>>>>>

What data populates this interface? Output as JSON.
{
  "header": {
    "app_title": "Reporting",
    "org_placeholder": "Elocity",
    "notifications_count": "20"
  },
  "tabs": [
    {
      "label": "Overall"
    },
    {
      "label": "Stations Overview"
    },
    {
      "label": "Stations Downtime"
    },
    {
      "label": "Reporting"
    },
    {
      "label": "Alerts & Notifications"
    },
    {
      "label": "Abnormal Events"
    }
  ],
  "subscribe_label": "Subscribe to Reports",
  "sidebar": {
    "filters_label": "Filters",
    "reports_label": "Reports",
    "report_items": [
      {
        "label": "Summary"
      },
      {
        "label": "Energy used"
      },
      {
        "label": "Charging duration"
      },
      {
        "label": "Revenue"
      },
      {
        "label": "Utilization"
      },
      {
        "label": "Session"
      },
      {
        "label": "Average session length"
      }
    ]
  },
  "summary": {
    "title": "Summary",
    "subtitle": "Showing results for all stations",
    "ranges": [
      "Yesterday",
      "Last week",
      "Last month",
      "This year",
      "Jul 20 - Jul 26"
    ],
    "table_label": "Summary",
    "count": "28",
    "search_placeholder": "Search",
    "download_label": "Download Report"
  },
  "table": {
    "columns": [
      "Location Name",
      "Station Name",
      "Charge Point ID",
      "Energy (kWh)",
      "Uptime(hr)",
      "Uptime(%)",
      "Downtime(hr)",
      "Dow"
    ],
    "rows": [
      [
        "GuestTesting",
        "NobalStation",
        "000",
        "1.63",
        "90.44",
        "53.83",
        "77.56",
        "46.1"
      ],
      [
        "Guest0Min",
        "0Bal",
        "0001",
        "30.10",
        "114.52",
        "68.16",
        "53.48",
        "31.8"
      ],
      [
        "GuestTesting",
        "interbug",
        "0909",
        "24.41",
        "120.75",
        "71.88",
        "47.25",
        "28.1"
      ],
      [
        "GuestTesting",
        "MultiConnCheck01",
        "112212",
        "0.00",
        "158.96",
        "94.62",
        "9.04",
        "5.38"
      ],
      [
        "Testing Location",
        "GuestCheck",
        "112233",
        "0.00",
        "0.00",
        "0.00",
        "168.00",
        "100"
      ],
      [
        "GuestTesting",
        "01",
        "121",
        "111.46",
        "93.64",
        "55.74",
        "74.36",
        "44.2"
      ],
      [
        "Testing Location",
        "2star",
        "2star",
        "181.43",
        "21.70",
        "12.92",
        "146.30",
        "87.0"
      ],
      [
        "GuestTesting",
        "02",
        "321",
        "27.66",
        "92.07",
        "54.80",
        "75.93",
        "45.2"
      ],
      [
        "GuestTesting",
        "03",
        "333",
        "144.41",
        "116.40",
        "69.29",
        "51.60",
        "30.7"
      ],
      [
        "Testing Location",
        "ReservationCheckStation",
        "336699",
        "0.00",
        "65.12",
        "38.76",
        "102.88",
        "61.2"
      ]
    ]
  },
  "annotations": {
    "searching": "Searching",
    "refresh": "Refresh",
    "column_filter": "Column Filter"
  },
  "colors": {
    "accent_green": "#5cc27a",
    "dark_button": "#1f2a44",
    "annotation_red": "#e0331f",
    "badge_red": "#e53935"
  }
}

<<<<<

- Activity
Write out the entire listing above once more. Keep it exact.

- Solved exercise
What data populates this interface? Output as JSON.
{
  "header": {
    "app_title": "Reporting",
    "org_placeholder": "Elocity",
    "notifications_count": "20"
  },
  "tabs": [
    {
      "label": "Overall"
    },
    {
      "label": "Stations Overview"
    },
    {
      "label": "Stations Downtime"
    },
    {
      "label": "Reporting"
    },
    {
      "label": "Alerts & Notifications"
    },
    {
      "label": "Abnormal Events"
    }
  ],
  "subscribe_label": "Subscribe to Reports",
  "sidebar": {
    "filters_label": "Filters",
    "reports_label": "Reports",
    "report_items": [
      {
        "label": "Summary"
      },
      {
        "label": "Energy used"
      },
      {
        "label": "Charging duration"
      },
      {
        "label": "Revenue"
      },
      {
        "label": "Utilization"
      },
      {
        "label": "Session"
      },
      {
        "label": "Average session length"
      }
    ]
  },
  "summary": {
    "title": "Summary",
    "subtitle": "Showing results for all stations",
    "ranges": [
      "Yesterday",
      "Last week",
      "Last month",
      "This year",
      "Jul 20 - Jul 26"
    ],
    "table_label": "Summary",
    "count": "28",
    "search_placeholder": "Search",
    "download_label": "Download Report"
  },
  "table": {
    "columns": [
      "Location Name",
      "Station Name",
      "Charge Point ID",
      "Energy (kWh)",
      "Uptime(hr)",
      "Uptime(%)",
      "Downtime(hr)",
      "Dow"
    ],
    "rows": [
      [
        "GuestTesting",
        "NobalStation",
        "000",
        "1.63",
        "90.44",
        "53.83",
        "77.56",
        "46.1"
      ],
      [
        "Guest0Min",
        "0Bal",
        "0001",
        "30.10",
        "114.52",
        "68.16",
        "53.48",
        "31.8"
      ],
      [
        "GuestTesting",
        "interbug",
        "0909",
        "24.41",
        "120.75",
        "71.88",
        "47.25",
        "28.1"
      ],
      [
        "GuestTesting",
        "MultiConnCheck01",
        "112212",
        "0.00",
        "158.96",
        "94.62",
        "9.04",
        "5.38"
      ],
      [
        "Testing Location",
        "GuestCheck",
        "112233",
        "0.00",
        "0.00",
        "0.00",
        "168.00",
        "100"
      ],
      [
        "GuestTesting",
        "01",
        "121",
        "111.46",
        "93.64",
        "55.74",
        "74.36",
        "44.2"
      ],
      [
        "Testing Location",
        "2star",
        "2star",
        "181.43",
        "21.70",
        "12.92",
        "146.30",
        "87.0"
      ],
      [
        "GuestTesting",
        "02",
        "321",
        "27.66",
        "92.07",
        "54.80",
        "75.93",
        "45.2"
      ],
      [
        "GuestTesting",
        "03",
        "333",
        "144.41",
        "116.40",
        "69.29",
        "51.60",
        "30.7"
      ],
      [
        "Testing Location",
        "ReservationCheckStation",
        "336699",
        "0.00",
        "65.12",
        "38.76",
        "102.88",
        "61.2"
      ]
    ]
  },
  "annotations": {
    "searching": "Searching",
    "refresh": "Refresh",
    "column_filter": "Column Filter"
  },
  "colors": {
    "accent_green": "#5cc27a",
    "dark_button": "#1f2a44",
    "annotation_red": "#e0331f",
    "badge_red": "#e53935"
  }
}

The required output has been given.